*** Begin section ***

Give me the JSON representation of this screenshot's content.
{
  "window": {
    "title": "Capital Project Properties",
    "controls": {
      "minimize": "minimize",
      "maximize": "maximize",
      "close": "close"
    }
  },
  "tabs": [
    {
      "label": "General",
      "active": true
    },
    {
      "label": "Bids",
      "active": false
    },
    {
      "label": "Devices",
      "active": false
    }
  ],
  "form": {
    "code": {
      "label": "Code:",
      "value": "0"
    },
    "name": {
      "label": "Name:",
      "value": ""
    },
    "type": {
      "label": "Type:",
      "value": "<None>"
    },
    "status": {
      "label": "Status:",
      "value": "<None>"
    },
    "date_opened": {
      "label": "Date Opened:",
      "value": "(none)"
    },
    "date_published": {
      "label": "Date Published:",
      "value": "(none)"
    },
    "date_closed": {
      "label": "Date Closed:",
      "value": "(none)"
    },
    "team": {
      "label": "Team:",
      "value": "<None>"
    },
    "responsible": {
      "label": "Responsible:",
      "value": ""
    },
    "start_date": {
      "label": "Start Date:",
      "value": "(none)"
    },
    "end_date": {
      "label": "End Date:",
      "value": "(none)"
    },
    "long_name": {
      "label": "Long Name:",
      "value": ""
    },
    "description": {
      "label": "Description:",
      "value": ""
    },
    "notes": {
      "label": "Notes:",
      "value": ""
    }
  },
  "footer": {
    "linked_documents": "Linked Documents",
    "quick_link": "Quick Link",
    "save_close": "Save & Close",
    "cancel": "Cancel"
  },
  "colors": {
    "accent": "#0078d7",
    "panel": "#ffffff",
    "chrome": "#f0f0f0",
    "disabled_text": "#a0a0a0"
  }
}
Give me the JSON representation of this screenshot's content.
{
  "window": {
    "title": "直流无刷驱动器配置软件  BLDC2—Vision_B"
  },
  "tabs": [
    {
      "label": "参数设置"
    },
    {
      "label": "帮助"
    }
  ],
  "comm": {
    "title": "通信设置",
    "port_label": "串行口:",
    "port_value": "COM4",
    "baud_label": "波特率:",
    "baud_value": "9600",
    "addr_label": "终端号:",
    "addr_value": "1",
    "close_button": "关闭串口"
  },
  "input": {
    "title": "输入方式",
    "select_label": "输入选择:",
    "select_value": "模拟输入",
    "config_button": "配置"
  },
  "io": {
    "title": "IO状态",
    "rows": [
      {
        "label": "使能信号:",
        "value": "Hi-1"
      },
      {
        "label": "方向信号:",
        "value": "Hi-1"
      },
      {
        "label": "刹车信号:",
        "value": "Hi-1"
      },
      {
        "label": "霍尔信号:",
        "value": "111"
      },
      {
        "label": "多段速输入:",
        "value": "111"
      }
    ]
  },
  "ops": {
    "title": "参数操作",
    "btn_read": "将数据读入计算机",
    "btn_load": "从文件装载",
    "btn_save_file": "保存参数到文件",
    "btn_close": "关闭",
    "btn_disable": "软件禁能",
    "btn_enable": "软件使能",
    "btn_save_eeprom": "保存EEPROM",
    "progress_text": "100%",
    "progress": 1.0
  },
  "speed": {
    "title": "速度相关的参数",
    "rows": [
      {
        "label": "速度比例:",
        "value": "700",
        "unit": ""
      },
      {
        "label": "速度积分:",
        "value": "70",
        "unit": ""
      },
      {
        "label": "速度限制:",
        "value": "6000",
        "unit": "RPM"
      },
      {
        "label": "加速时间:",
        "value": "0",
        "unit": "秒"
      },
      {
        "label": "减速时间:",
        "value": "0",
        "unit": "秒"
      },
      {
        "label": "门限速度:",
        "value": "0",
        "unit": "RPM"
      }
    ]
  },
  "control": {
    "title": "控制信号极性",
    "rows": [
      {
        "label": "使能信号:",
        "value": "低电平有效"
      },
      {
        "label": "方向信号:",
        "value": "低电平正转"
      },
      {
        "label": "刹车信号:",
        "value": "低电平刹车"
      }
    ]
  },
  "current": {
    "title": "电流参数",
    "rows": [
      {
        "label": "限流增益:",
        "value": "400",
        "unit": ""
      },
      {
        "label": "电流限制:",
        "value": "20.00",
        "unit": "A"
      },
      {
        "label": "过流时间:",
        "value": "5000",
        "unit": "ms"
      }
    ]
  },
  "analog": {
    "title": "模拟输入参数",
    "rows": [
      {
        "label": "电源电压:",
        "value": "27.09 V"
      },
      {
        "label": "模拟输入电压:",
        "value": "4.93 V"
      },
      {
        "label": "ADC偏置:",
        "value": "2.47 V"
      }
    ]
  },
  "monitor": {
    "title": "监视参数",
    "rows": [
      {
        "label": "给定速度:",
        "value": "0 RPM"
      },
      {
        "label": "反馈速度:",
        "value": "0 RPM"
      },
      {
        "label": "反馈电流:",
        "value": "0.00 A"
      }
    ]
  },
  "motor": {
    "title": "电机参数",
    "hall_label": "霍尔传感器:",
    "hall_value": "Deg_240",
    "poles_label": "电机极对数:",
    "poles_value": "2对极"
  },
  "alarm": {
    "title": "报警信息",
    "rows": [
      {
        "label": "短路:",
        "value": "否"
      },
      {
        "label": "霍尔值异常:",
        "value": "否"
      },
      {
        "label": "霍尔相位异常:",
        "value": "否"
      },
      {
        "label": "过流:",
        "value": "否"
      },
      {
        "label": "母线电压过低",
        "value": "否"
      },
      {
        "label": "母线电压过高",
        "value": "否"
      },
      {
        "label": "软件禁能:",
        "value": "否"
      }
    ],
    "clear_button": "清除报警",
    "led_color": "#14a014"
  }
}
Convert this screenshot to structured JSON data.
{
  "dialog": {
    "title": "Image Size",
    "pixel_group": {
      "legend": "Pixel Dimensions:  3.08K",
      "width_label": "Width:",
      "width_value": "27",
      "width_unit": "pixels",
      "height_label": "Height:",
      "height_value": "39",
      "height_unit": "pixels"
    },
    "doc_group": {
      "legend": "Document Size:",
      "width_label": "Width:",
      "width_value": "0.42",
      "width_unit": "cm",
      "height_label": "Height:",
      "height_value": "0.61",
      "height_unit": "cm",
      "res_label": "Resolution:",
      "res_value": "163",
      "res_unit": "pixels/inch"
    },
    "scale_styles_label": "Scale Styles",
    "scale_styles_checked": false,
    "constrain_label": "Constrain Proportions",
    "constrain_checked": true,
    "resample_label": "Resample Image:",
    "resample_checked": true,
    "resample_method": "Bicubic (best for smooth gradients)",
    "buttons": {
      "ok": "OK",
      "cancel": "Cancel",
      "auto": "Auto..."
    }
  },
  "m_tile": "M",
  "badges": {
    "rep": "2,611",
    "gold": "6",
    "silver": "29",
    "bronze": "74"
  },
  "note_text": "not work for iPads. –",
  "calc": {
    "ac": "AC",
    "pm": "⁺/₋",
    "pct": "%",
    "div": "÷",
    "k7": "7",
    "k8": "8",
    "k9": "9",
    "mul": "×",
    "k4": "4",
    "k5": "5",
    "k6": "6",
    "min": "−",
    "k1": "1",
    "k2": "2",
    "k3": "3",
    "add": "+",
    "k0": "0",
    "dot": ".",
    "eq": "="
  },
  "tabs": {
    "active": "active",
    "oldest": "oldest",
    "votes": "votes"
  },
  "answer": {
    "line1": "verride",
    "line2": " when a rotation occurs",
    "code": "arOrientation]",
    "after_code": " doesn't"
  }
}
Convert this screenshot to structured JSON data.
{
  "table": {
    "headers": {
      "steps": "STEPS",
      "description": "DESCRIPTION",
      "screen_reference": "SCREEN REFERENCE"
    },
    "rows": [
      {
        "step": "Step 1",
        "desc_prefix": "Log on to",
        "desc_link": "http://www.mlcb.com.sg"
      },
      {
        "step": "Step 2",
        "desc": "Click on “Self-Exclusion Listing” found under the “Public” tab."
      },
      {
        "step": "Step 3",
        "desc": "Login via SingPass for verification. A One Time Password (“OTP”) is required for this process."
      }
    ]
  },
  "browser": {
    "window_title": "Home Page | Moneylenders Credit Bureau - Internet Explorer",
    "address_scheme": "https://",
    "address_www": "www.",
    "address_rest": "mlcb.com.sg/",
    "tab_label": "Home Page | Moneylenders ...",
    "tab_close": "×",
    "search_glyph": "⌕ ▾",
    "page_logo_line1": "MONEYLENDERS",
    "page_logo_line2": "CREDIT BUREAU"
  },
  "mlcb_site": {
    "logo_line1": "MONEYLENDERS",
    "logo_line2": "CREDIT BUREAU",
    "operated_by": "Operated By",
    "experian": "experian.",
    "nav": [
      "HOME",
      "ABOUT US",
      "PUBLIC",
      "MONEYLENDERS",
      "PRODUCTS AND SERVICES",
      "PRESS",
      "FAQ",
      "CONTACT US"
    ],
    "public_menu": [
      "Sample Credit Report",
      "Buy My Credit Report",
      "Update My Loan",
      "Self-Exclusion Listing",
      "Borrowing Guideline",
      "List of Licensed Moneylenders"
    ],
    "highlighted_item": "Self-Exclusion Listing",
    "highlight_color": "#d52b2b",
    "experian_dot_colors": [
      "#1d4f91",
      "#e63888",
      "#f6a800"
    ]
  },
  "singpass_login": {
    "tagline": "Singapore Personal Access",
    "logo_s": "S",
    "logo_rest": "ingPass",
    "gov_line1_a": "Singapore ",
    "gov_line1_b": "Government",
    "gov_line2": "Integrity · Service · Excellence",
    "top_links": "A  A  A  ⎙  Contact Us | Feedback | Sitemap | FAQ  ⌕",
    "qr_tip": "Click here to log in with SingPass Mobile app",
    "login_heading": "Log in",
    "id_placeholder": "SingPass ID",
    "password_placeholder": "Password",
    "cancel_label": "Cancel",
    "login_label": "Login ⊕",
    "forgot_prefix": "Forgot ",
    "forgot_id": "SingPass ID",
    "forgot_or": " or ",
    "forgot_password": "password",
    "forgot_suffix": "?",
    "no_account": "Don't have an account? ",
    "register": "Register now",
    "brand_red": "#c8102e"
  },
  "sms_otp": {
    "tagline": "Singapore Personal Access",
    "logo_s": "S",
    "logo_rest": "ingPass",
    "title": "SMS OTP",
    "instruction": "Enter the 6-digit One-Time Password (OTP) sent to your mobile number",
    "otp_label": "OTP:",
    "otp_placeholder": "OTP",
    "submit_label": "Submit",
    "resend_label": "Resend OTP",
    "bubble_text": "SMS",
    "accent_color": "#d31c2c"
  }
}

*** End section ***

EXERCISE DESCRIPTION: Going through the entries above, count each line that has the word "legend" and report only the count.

RESULT OF THE TASK: 2